Exercise: From the first line below to the last, reproduce the material exactly and leave out the images.
*** The data Section Begins ***
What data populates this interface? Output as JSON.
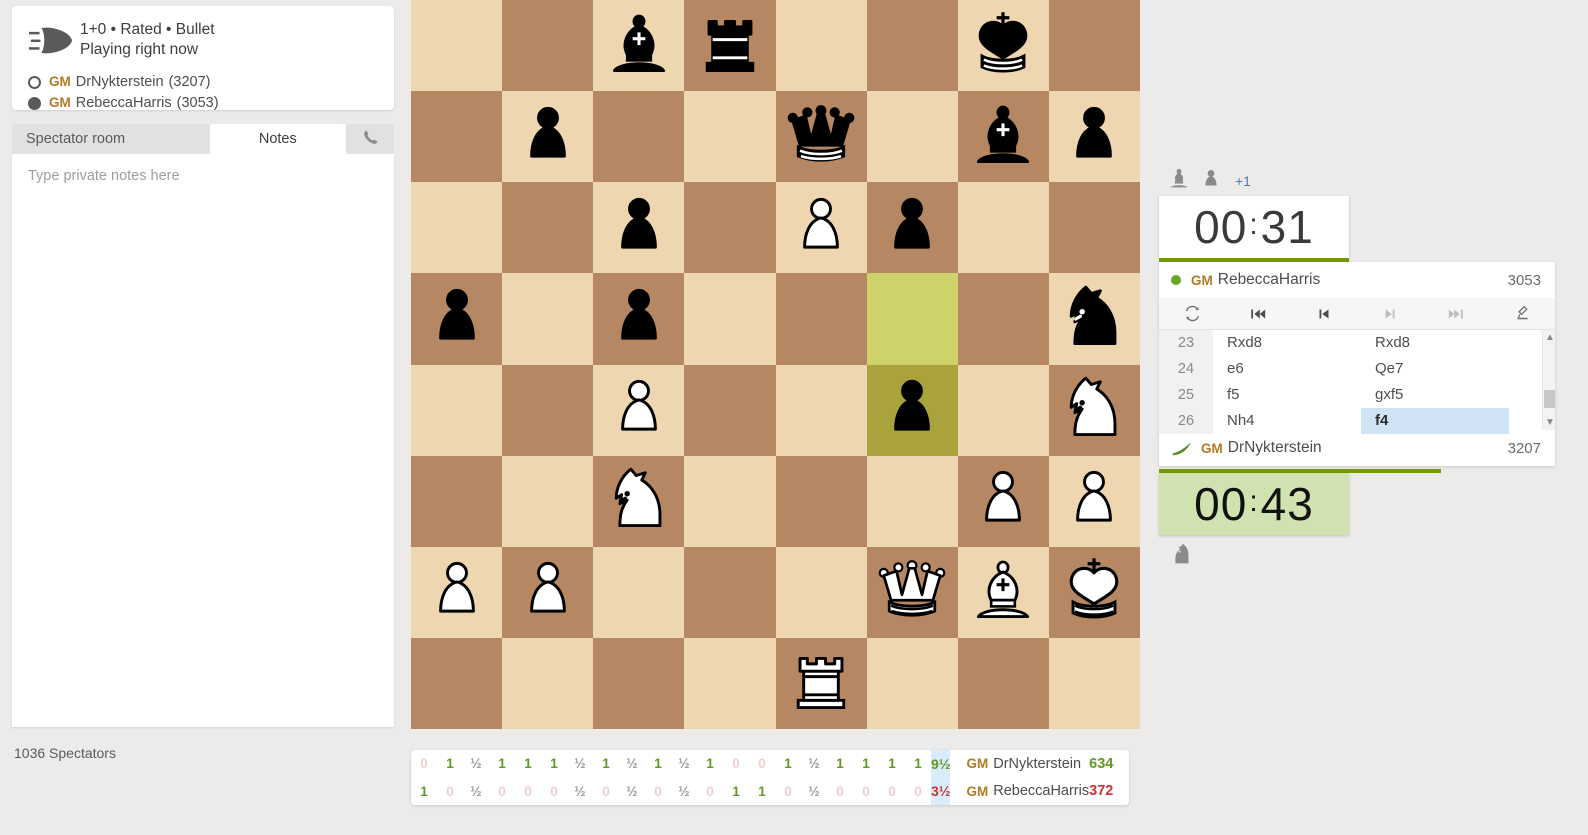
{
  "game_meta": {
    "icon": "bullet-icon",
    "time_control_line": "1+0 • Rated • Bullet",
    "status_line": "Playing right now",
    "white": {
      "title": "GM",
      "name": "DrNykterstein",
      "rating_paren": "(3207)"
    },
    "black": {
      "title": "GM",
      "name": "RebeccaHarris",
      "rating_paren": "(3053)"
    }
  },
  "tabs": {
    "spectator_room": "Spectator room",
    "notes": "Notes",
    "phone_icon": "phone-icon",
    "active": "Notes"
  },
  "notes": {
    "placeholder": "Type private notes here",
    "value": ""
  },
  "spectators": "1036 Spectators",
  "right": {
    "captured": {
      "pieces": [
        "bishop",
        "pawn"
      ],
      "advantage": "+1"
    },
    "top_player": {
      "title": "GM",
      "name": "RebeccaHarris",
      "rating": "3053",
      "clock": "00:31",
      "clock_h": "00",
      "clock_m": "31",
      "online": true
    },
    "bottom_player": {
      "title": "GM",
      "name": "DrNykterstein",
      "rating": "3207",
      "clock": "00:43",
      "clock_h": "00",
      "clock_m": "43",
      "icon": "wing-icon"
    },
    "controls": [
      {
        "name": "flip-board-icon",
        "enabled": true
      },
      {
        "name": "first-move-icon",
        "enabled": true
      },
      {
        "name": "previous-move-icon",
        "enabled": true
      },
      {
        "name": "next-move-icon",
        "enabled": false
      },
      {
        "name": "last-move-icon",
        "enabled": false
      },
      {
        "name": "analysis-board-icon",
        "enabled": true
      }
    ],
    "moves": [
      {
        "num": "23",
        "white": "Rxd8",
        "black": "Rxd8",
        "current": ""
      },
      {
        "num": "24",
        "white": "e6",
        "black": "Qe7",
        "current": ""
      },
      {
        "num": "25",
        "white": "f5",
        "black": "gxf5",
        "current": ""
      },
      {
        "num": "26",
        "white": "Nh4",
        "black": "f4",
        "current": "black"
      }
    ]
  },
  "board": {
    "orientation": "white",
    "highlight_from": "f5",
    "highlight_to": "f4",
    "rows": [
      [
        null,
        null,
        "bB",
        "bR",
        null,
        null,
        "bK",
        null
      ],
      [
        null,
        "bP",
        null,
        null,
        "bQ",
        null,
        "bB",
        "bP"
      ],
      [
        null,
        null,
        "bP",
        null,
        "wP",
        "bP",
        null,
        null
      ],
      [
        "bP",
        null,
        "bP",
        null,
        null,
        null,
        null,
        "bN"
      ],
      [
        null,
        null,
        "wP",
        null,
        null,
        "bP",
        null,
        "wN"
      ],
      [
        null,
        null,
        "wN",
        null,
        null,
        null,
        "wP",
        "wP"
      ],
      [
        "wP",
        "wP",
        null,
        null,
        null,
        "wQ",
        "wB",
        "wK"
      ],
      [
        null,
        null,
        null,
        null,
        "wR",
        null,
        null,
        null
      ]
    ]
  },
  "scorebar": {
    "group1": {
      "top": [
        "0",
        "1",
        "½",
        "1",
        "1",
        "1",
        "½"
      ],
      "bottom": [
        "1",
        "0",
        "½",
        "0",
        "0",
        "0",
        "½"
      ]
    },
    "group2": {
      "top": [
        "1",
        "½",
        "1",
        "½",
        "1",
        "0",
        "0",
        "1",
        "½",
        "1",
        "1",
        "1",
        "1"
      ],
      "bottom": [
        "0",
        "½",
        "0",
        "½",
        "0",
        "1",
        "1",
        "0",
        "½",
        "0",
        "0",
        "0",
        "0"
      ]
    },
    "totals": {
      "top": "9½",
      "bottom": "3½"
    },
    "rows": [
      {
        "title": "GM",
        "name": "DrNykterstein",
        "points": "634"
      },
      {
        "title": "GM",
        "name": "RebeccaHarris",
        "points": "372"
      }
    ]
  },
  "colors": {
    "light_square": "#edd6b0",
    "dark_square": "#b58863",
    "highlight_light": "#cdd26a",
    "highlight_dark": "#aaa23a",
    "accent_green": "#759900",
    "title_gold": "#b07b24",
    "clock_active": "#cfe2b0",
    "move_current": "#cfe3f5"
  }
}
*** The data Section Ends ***
Task response:
What data populates this interface? Output as JSON.
{
  "game_meta": {
    "icon": "bullet-icon",
    "time_control_line": "1+0 • Rated • Bullet",
    "status_line": "Playing right now",
    "white": {
      "title": "GM",
      "name": "DrNykterstein",
      "rating_paren": "(3207)"
    },
    "black": {
      "title": "GM",
      "name": "RebeccaHarris",
      "rating_paren": "(3053)"
    }
  },
  "tabs": {
    "spectator_room": "Spectator room",
    "notes": "Notes",
    "phone_icon": "phone-icon",
    "active": "Notes"
  },
  "notes": {
    "placeholder": "Type private notes here",
    "value": ""
  },
  "spectators": "1036 Spectators",
  "right": {
    "captured": {
      "pieces": [
        "bishop",
        "pawn"
      ],
      "advantage": "+1"
    },
    "top_player": {
      "title": "GM",
      "name": "RebeccaHarris",
      "rating": "3053",
      "clock": "00:31",
      "clock_h": "00",
      "clock_m": "31",
      "online": true
    },
    "bottom_player": {
      "title": "GM",
      "name": "DrNykterstein",
      "rating": "3207",
      "clock": "00:43",
      "clock_h": "00",
      "clock_m": "43",
      "icon": "wing-icon"
    },
    "controls": [
      {
        "name": "flip-board-icon",
        "enabled": true
      },
      {
        "name": "first-move-icon",
        "enabled": true
      },
      {
        "name": "previous-move-icon",
        "enabled": true
      },
      {
        "name": "next-move-icon",
        "enabled": false
      },
      {
        "name": "last-move-icon",
        "enabled": false
      },
      {
        "name": "analysis-board-icon",
        "enabled": true
      }
    ],
    "moves": [
      {
        "num": "23",
        "white": "Rxd8",
        "black": "Rxd8",
        "current": ""
      },
      {
        "num": "24",
        "white": "e6",
        "black": "Qe7",
        "current": ""
      },
      {
        "num": "25",
        "white": "f5",
        "black": "gxf5",
        "current": ""
      },
      {
        "num": "26",
        "white": "Nh4",
        "black": "f4",
        "current": "black"
      }
    ]
  },
  "board": {
    "orientation": "white",
    "highlight_from": "f5",
    "highlight_to": "f4",
    "rows": [
      [
        null,
        null,
        "bB",
        "bR",
        null,
        null,
        "bK",
        null
      ],
      [
        null,
        "bP",
        null,
        null,
        "bQ",
        null,
        "bB",
        "bP"
      ],
      [
        null,
        null,
        "bP",
        null,
        "wP",
        "bP",
        null,
        null
      ],
      [
        "bP",
        null,
        "bP",
        null,
        null,
        null,
        null,
        "bN"
      ],
      [
        null,
        null,
        "wP",
        null,
        null,
        "bP",
        null,
        "wN"
      ],
      [
        null,
        null,
        "wN",
        null,
        null,
        null,
        "wP",
        "wP"
      ],
      [
        "wP",
        "wP",
        null,
        null,
        null,
        "wQ",
        "wB",
        "wK"
      ],
      [
        null,
        null,
        null,
        null,
        "wR",
        null,
        null,
        null
      ]
    ]
  },
  "scorebar": {
    "group1": {
      "top": [
        "0",
        "1",
        "½",
        "1",
        "1",
        "1",
        "½"
      ],
      "bottom": [
        "1",
        "0",
        "½",
        "0",
        "0",
        "0",
        "½"
      ]
    },
    "group2": {
      "top": [
        "1",
        "½",
        "1",
        "½",
        "1",
        "0",
        "0",
        "1",
        "½",
        "1",
        "1",
        "1",
        "1"
      ],
      "bottom": [
        "0",
        "½",
        "0",
        "½",
        "0",
        "1",
        "1",
        "0",
        "½",
        "0",
        "0",
        "0",
        "0"
      ]
    },
    "totals": {
      "top": "9½",
      "bottom": "3½"
    },
    "rows": [
      {
        "title": "GM",
        "name": "DrNykterstein",
        "points": "634"
      },
      {
        "title": "GM",
        "name": "RebeccaHarris",
        "points": "372"
      }
    ]
  },
  "colors": {
    "light_square": "#edd6b0",
    "dark_square": "#b58863",
    "highlight_light": "#cdd26a",
    "highlight_dark": "#aaa23a",
    "accent_green": "#759900",
    "title_gold": "#b07b24",
    "clock_active": "#cfe2b0",
    "move_current": "#cfe3f5"
  }
}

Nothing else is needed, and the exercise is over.